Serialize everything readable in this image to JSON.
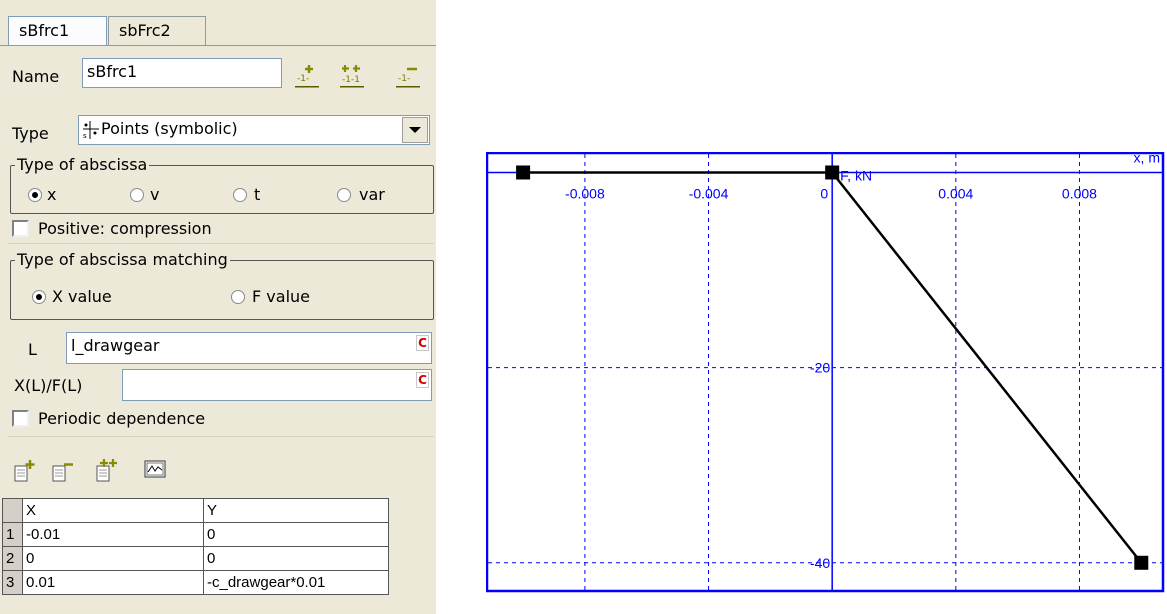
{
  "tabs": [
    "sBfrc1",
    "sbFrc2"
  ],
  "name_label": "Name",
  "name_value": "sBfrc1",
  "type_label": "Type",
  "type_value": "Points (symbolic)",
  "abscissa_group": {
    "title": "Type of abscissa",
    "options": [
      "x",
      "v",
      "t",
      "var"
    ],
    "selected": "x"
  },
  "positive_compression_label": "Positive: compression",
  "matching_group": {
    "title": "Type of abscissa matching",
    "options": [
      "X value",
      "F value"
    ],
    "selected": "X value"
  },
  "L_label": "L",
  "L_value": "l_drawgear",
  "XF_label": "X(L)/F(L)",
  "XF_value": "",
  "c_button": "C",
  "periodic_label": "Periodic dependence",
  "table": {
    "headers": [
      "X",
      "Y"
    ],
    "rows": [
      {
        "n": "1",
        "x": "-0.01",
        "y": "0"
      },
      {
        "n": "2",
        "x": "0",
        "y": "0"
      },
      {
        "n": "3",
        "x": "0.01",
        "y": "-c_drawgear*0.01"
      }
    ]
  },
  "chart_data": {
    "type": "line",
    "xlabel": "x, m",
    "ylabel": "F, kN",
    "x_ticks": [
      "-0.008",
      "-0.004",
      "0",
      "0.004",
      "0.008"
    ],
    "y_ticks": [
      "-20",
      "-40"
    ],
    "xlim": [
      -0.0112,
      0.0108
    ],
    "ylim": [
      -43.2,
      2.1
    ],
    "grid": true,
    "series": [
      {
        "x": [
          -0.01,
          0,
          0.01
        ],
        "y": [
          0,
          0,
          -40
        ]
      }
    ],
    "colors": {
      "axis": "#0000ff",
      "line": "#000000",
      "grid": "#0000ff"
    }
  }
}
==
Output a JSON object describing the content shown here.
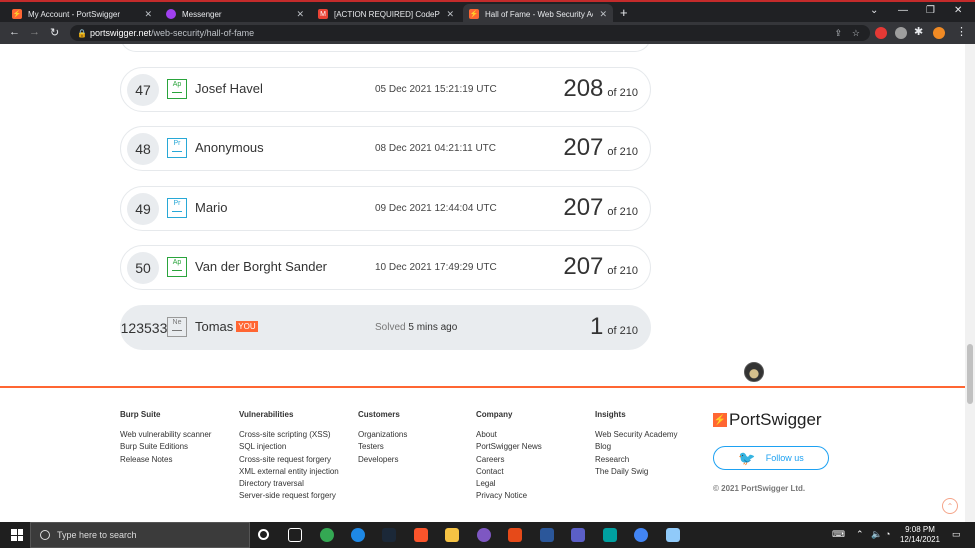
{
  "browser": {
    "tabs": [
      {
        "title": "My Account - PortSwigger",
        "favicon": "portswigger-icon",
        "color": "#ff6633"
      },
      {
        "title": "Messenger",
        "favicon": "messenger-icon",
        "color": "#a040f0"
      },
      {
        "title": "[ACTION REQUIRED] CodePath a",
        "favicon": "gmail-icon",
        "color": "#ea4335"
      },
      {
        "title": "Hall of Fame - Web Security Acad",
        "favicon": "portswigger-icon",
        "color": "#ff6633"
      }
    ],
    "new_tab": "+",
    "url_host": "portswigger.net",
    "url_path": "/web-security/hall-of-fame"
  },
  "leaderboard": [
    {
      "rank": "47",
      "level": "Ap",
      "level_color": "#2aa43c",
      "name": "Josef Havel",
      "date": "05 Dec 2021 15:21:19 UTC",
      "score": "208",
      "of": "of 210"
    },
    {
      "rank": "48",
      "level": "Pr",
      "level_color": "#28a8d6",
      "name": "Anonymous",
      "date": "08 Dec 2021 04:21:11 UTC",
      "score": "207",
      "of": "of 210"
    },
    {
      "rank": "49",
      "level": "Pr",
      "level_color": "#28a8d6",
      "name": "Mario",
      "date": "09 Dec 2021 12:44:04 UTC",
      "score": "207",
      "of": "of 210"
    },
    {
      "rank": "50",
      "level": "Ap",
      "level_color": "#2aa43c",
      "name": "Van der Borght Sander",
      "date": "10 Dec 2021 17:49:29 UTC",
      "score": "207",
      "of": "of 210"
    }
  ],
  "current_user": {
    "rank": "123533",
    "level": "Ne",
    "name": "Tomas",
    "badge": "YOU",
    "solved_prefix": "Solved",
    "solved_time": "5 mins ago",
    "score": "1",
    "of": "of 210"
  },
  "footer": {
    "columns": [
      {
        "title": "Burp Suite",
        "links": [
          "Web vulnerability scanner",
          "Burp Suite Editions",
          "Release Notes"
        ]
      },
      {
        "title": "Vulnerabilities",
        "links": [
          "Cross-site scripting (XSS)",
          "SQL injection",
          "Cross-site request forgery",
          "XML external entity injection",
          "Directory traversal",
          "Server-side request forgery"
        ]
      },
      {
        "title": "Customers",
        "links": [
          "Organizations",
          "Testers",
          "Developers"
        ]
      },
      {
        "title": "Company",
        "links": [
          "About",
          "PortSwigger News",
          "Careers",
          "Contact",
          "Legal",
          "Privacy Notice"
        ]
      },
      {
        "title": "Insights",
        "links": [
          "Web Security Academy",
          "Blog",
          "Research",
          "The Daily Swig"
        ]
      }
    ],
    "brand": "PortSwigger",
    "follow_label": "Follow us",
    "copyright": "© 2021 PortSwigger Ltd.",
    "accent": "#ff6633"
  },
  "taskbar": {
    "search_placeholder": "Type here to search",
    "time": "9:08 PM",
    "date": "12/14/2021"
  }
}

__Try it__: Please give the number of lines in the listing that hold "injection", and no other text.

__Result for this exercise__: 2